Could bullying and intimidation compromise your healthcare?

A culture of intimidation and bullying in the healthcare industry could be contributing to the proliferation of medical mistakes.

A recent Slate magazine expose revealed that, in many hospitals, clinics, medical offices and other care facilities around the country, a culture of workplace bullying and intimidation in the healthcare industry is leading to compromised patient care, medical mistakes, negligence, and errors. While the Slate report focused mainly on recent incidents, anecdotal evidence and compiled reports (one by the Joint Commission, the governing body responsible for accrediting healthcare facilities around the country) indicate that this sort of unacceptable behavior has been widespread for years. The anecdotal reports seem to be predominately coming from nurses, technicians and other "lower-level" employees allegedly suffering harassment, degradation, berating, scolding, verbal abuse, assault and other intimidation from doctors and administrators who are higher on the proverbial "food chain" than they are.
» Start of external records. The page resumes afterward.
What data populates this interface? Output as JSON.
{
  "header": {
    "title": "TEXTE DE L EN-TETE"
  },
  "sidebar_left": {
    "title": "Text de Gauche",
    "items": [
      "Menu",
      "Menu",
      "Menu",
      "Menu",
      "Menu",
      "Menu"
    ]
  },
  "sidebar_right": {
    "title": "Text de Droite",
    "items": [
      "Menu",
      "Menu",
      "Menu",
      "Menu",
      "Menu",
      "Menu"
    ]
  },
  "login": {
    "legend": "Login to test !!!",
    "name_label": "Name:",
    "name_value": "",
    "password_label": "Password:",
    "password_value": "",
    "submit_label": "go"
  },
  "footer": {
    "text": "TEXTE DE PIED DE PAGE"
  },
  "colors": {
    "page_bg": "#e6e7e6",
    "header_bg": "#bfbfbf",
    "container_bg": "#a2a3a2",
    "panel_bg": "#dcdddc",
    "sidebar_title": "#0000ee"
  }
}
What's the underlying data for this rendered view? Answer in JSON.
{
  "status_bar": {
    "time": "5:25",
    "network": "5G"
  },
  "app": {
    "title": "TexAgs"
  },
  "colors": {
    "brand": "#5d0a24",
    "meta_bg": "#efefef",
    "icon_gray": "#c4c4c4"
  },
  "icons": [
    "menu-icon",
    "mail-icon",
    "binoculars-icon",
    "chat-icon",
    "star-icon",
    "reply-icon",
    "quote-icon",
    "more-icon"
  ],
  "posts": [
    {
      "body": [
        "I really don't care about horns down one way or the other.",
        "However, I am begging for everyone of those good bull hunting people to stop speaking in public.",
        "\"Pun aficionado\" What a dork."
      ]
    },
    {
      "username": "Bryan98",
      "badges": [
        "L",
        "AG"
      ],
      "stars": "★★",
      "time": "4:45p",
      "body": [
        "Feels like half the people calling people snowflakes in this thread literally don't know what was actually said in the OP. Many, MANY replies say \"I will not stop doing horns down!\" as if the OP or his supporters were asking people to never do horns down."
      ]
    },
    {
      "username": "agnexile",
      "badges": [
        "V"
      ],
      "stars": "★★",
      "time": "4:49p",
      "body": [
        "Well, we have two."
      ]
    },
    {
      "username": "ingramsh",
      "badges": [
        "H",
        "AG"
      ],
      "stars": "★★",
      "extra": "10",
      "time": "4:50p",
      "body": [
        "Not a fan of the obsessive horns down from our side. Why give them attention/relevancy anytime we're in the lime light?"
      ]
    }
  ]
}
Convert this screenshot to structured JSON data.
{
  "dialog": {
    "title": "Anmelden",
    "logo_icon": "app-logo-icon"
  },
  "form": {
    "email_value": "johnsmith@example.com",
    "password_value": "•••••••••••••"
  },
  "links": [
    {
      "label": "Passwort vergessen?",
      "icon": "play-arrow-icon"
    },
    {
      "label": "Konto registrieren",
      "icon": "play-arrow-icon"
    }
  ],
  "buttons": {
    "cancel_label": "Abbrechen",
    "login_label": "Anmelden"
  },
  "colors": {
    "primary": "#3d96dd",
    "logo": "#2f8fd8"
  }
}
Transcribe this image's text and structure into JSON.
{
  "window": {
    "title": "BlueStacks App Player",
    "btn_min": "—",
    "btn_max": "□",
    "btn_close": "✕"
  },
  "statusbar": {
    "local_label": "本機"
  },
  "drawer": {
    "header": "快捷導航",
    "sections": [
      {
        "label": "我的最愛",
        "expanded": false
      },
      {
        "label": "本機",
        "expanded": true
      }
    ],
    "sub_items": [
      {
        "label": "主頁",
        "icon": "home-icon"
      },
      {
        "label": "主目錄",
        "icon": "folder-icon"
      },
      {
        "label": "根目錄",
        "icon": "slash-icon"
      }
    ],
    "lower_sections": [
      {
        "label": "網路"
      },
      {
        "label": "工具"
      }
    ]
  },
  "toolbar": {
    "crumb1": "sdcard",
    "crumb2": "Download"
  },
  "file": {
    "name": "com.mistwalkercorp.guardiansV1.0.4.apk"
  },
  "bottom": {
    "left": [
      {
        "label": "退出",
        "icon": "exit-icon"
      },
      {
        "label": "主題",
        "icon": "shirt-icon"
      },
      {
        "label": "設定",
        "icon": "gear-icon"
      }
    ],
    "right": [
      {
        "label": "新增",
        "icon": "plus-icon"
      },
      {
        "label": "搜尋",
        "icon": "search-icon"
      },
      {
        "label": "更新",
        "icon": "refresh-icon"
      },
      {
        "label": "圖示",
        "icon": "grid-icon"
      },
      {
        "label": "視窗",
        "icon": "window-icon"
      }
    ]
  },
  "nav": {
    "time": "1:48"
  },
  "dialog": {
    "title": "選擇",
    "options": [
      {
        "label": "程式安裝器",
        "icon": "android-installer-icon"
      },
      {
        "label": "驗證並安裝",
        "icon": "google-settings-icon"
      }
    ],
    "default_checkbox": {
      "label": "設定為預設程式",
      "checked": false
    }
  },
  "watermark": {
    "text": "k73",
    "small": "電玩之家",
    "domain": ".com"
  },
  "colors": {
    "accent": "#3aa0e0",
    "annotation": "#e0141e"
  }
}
The Slate news piece highlights such troubling incidents as an operating room nurse who had a surgical scalpel thrown at her by a physician who wasn't immediately handed a preferred tool, another nurse who was subjected to a surgeon throwing a bloody sponge at her and numerous instances of nurses being subjected to yelling or screamed obscenities and having their intelligence repeatedly questioned by doctors. One of the most egregious examples cited in the report is that of a nurse who relayed an incident when an on-call cardiologist refused to see an obviously upset and short-of-breath patient. The nurse was instructed by the condescending doctor to give the patient an anti-anxiety medication - and to take a dose of the drug herself - instead of requesting additional assistance. Later that same day, the patient was admitted to the hospital's intensive care unit suffering from congestive heart failure. The outcome of that case wasn't given in the article, but such sub-standard care could easily result in the wrongful death of a patient if his or her life-threatening condition isn't diagnosed in a timely manner.

How does this contribute to medical negligence claims?

The Joint Commission has conducted numerous studies regarding the effect that a hostile environment (including one in which nurses, technicians, orderlies, other staff members and even patients feel bullied or intimidated) can have on the quality of medical care provided. It has resoundingly been shown that, when this sort of culture exists - one in which some staffers feel empowered to bully or demean others - patient care inevitably suffers.

Patients subjected to these behaviors have less confidence in their care and may be more likely to bring medical malpractice claims when mistakes occur during the course of their treatment. Furthermore, when nurses feel uncomfortable stepping forward regarding errors made by physicians who have in the past bullied or demeaned them, those errors are much more likely to become systemic in nature and affect a greater number of patients.

Preventable medical errors constitute a huge portion of care-related fatalities each year, with estimates ranging from between 98,000 and 440,000 deaths annually attributable to mistakes. When a bullying culture is allowed to persist at a care facility, mistakes are even more likely, and so are patient injuries or fatalities.

If you have been injured (or someone you love has tragically lost his or her life) due to the negligence, mistake or error of a medical provider, you may be able to bring a legal claim. Speak with an experienced medical negligence attorney at the Houston law office of Reich and Binstock, LLP, to learn more about your legal rights and how to hold at-fault parties responsible for the harm they have caused you and your family.

Keywords: negligence, medical negligence, medical mistakes, medical malpractice